**Extracted entries**
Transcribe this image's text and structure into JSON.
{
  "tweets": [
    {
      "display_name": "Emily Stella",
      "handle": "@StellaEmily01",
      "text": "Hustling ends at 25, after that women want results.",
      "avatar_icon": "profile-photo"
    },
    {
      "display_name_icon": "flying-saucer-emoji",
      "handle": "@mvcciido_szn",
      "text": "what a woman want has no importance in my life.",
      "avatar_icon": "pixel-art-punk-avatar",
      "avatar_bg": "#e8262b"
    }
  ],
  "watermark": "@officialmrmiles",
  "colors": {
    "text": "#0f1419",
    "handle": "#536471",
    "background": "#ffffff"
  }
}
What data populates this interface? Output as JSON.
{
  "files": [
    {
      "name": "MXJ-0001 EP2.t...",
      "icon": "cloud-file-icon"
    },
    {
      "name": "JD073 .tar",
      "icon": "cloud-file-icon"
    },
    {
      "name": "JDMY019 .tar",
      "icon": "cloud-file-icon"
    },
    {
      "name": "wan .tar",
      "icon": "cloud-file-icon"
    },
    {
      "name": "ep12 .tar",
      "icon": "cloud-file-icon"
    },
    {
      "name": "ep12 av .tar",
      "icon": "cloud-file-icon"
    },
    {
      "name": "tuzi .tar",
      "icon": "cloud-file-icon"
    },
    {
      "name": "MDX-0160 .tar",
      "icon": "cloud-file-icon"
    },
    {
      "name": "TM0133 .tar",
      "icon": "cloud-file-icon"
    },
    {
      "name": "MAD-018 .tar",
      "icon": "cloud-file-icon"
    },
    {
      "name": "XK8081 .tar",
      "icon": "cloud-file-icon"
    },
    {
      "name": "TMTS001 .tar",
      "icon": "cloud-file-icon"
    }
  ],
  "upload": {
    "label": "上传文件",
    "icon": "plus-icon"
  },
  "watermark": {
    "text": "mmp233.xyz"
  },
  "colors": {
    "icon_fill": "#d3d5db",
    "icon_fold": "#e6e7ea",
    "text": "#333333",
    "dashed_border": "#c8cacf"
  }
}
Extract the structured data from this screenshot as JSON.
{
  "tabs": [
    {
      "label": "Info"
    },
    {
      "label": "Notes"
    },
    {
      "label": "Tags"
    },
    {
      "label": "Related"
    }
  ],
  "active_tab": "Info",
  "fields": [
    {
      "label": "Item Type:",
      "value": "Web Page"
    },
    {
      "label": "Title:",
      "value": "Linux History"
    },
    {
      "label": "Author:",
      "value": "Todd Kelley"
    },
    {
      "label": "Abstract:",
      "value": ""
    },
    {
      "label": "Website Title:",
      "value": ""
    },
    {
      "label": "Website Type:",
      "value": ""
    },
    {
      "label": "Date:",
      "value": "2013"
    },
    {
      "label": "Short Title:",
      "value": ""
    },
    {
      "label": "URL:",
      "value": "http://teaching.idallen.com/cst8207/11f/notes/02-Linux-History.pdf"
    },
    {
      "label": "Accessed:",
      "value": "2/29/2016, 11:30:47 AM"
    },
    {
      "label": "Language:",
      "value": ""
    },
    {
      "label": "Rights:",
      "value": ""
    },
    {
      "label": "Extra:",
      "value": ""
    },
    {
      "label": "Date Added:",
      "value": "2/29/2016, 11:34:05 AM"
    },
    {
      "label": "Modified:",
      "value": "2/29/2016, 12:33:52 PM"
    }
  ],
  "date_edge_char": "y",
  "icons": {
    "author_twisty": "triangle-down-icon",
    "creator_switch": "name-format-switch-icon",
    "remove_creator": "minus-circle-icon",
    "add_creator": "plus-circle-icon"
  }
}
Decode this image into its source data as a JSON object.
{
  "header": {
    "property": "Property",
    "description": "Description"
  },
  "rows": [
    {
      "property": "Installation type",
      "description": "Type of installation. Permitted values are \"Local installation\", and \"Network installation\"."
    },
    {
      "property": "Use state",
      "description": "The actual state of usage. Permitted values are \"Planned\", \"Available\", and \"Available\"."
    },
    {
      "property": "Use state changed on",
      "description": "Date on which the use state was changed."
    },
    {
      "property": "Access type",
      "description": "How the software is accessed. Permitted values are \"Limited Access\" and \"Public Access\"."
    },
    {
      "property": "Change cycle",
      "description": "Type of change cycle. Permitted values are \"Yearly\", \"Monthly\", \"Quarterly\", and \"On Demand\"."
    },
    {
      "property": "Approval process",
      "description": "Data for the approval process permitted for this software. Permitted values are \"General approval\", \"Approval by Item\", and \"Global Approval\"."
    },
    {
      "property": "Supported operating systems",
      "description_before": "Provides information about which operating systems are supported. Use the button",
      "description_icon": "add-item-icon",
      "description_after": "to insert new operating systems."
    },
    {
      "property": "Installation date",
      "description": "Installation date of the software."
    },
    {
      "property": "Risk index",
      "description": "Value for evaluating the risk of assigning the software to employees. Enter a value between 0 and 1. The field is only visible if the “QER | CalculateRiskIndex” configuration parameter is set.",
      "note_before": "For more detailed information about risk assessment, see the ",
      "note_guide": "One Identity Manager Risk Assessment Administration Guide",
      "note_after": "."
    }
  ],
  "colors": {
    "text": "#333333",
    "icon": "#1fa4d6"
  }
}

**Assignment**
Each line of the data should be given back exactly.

**Written response**
Transcribe this image's text and structure into JSON.
{
  "tweets": [
    {
      "display_name": "Emily Stella",
      "handle": "@StellaEmily01",
      "text": "Hustling ends at 25, after that women want results.",
      "avatar_icon": "profile-photo"
    },
    {
      "display_name_icon": "flying-saucer-emoji",
      "handle": "@mvcciido_szn",
      "text": "what a woman want has no importance in my life.",
      "avatar_icon": "pixel-art-punk-avatar",
      "avatar_bg": "#e8262b"
    }
  ],
  "watermark": "@officialmrmiles",
  "colors": {
    "text": "#0f1419",
    "handle": "#536471",
    "background": "#ffffff"
  }
}
What data populates this interface? Output as JSON.
{
  "files": [
    {
      "name": "MXJ-0001 EP2.t...",
      "icon": "cloud-file-icon"
    },
    {
      "name": "JD073 .tar",
      "icon": "cloud-file-icon"
    },
    {
      "name": "JDMY019 .tar",
      "icon": "cloud-file-icon"
    },
    {
      "name": "wan .tar",
      "icon": "cloud-file-icon"
    },
    {
      "name": "ep12 .tar",
      "icon": "cloud-file-icon"
    },
    {
      "name": "ep12 av .tar",
      "icon": "cloud-file-icon"
    },
    {
      "name": "tuzi .tar",
      "icon": "cloud-file-icon"
    },
    {
      "name": "MDX-0160 .tar",
      "icon": "cloud-file-icon"
    },
    {
      "name": "TM0133 .tar",
      "icon": "cloud-file-icon"
    },
    {
      "name": "MAD-018 .tar",
      "icon": "cloud-file-icon"
    },
    {
      "name": "XK8081 .tar",
      "icon": "cloud-file-icon"
    },
    {
      "name": "TMTS001 .tar",
      "icon": "cloud-file-icon"
    }
  ],
  "upload": {
    "label": "上传文件",
    "icon": "plus-icon"
  },
  "watermark": {
    "text": "mmp233.xyz"
  },
  "colors": {
    "icon_fill": "#d3d5db",
    "icon_fold": "#e6e7ea",
    "text": "#333333",
    "dashed_border": "#c8cacf"
  }
}
Extract the structured data from this screenshot as JSON.
{
  "tabs": [
    {
      "label": "Info"
    },
    {
      "label": "Notes"
    },
    {
      "label": "Tags"
    },
    {
      "label": "Related"
    }
  ],
  "active_tab": "Info",
  "fields": [
    {
      "label": "Item Type:",
      "value": "Web Page"
    },
    {
      "label": "Title:",
      "value": "Linux History"
    },
    {
      "label": "Author:",
      "value": "Todd Kelley"
    },
    {
      "label": "Abstract:",
      "value": ""
    },
    {
      "label": "Website Title:",
      "value": ""
    },
    {
      "label": "Website Type:",
      "value": ""
    },
    {
      "label": "Date:",
      "value": "2013"
    },
    {
      "label": "Short Title:",
      "value": ""
    },
    {
      "label": "URL:",
      "value": "http://teaching.idallen.com/cst8207/11f/notes/02-Linux-History.pdf"
    },
    {
      "label": "Accessed:",
      "value": "2/29/2016, 11:30:47 AM"
    },
    {
      "label": "Language:",
      "value": ""
    },
    {
      "label": "Rights:",
      "value": ""
    },
    {
      "label": "Extra:",
      "value": ""
    },
    {
      "label": "Date Added:",
      "value": "2/29/2016, 11:34:05 AM"
    },
    {
      "label": "Modified:",
      "value": "2/29/2016, 12:33:52 PM"
    }
  ],
  "date_edge_char": "y",
  "icons": {
    "author_twisty": "triangle-down-icon",
    "creator_switch": "name-format-switch-icon",
    "remove_creator": "minus-circle-icon",
    "add_creator": "plus-circle-icon"
  }
}
Decode this image into its source data as a JSON object.
{
  "header": {
    "property": "Property",
    "description": "Description"
  },
  "rows": [
    {
      "property": "Installation type",
      "description": "Type of installation. Permitted values are \"Local installation\", and \"Network installation\"."
    },
    {
      "property": "Use state",
      "description": "The actual state of usage. Permitted values are \"Planned\", \"Available\", and \"Available\"."
    },
    {
      "property": "Use state changed on",
      "description": "Date on which the use state was changed."
    },
    {
      "property": "Access type",
      "description": "How the software is accessed. Permitted values are \"Limited Access\" and \"Public Access\"."
    },
    {
      "property": "Change cycle",
      "description": "Type of change cycle. Permitted values are \"Yearly\", \"Monthly\", \"Quarterly\", and \"On Demand\"."
    },
    {
      "property": "Approval process",
      "description": "Data for the approval process permitted for this software. Permitted values are \"General approval\", \"Approval by Item\", and \"Global Approval\"."
    },
    {
      "property": "Supported operating systems",
      "description_before": "Provides information about which operating systems are supported. Use the button",
      "description_icon": "add-item-icon",
      "description_after": "to insert new operating systems."
    },
    {
      "property": "Installation date",
      "description": "Installation date of the software."
    },
    {
      "property": "Risk index",
      "description": "Value for evaluating the risk of assigning the software to employees. Enter a value between 0 and 1. The field is only visible if the “QER | CalculateRiskIndex” configuration parameter is set.",
      "note_before": "For more detailed information about risk assessment, see the ",
      "note_guide": "One Identity Manager Risk Assessment Administration Guide",
      "note_after": "."
    }
  ],
  "colors": {
    "text": "#333333",
    "icon": "#1fa4d6"
  }
}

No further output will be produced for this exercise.